16th July 2006 - 04:53 AM
This is the 2nd note I've seen about hard drive magnets. Since no one else is going to answer, I, the person who knows NOTHING about hard drive magnets will.
Here's a link: http://www.7volts.com/magnets.htm
This explains what they are, how to get them out, and how to draw blood by getting your fingers pinched between them. It appears you can get 4 of them out of an old hard drive, and the older the drive, the more magnets or bigger magnets you get.
According to the article, these magnets are so strong that if you stick one on your fridge, you will break a nail trying to get it off. They are the strongest magnets you can find, because the more powerful the magnet, the faster your hard drive spins.
To answer your teacher's question:

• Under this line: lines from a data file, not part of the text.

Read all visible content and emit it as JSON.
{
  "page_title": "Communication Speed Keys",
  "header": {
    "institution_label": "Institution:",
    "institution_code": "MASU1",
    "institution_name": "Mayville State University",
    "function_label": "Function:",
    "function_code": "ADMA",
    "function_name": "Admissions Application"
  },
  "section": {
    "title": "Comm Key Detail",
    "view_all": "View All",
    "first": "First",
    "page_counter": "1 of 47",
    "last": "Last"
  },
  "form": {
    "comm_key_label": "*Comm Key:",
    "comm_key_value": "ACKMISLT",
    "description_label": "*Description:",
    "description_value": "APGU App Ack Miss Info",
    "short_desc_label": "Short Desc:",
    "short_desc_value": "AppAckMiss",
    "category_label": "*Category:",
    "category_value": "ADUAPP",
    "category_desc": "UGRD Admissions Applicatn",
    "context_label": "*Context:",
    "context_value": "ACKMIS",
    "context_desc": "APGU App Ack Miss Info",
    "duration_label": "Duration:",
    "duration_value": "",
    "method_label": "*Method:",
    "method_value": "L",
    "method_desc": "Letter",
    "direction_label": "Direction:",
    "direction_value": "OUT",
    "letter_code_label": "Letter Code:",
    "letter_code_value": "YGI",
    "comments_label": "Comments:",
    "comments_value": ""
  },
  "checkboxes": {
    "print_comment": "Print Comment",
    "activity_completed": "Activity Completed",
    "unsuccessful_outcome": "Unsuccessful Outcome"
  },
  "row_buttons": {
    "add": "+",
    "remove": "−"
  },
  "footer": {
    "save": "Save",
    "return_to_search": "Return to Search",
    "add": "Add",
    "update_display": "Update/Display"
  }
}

The magnets are used in the mechanism that positions the heads. The magnets provide a strong magnetic field. Within the magnetic field is a coil. In order to position the heads, a current is passed through the coil generating a magnetic field within the coil. The interaction of this magnetic field with the permanent magnetic field generates the force that moves the heads. By varying the current in the coil, the heads can be precisely placed on the disc. In order to move the head mechanism very quickly from track to track, a very powerful magnetic field is required. If the magnetic field is weaker, there's less force moving the heads and the drive access time will be slower. Since drive manufacturers strive for the fastest access times, they must use the most powerful magnets they can find. Drive manufacturers have made great strides in making the read write heads and mechanisms much smaller and lighter. This means the later drives need much smaller magnets but they still need to be very strong or access times will suffer. The scientific reader will probably wonder why electromagnets aren't used instead of permanent magnets for the magnetic field. The answer is probably that heat production and power consumption would be dramatically higher with electromagnet use. Still, it was a good thought and I'm glad you thought of it.

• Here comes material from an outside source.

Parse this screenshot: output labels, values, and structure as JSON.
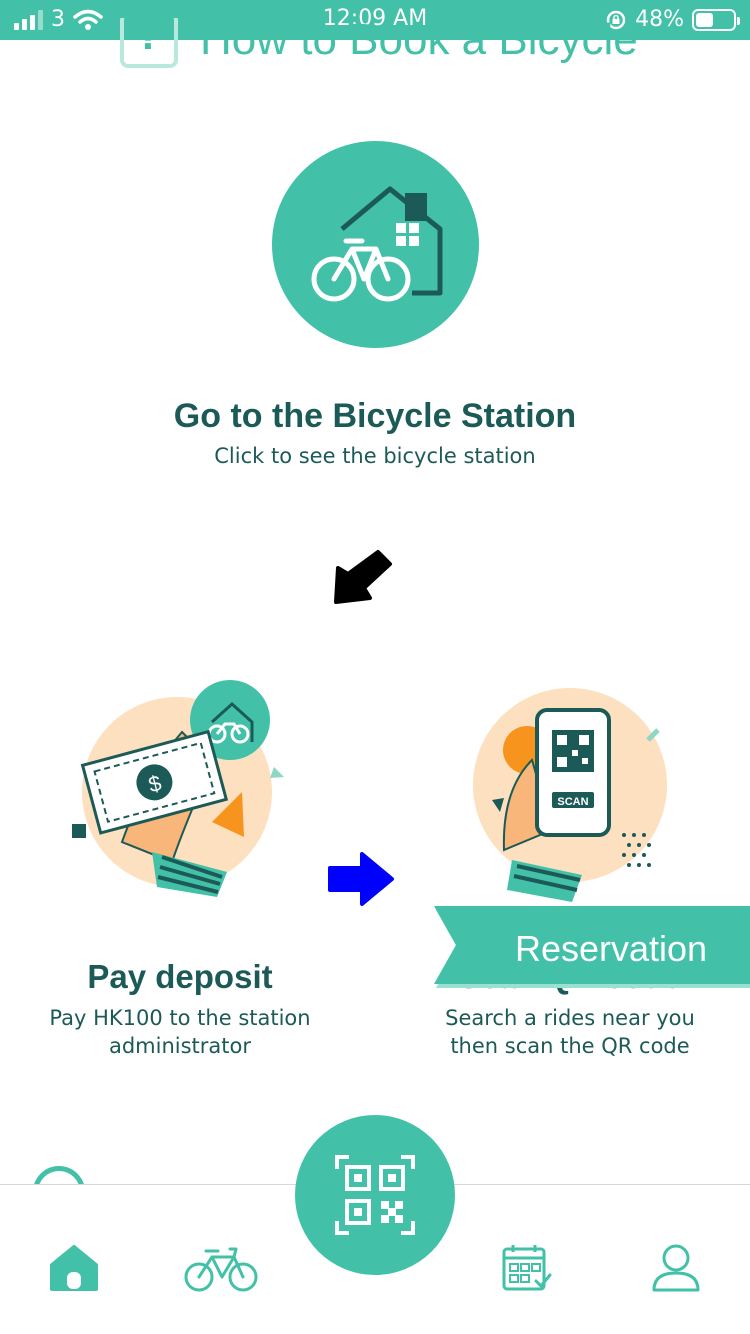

These magnets are a little different from what would be expected. They're actually polarized with the poles on the flat surfaces of the magnets rather than at the ends. Most magnets will be "N" at one end and "S" at the other. These will have "N" on one flat surface and "S" on the other.
Hope that helps, and no, I can't answer any magnet questions.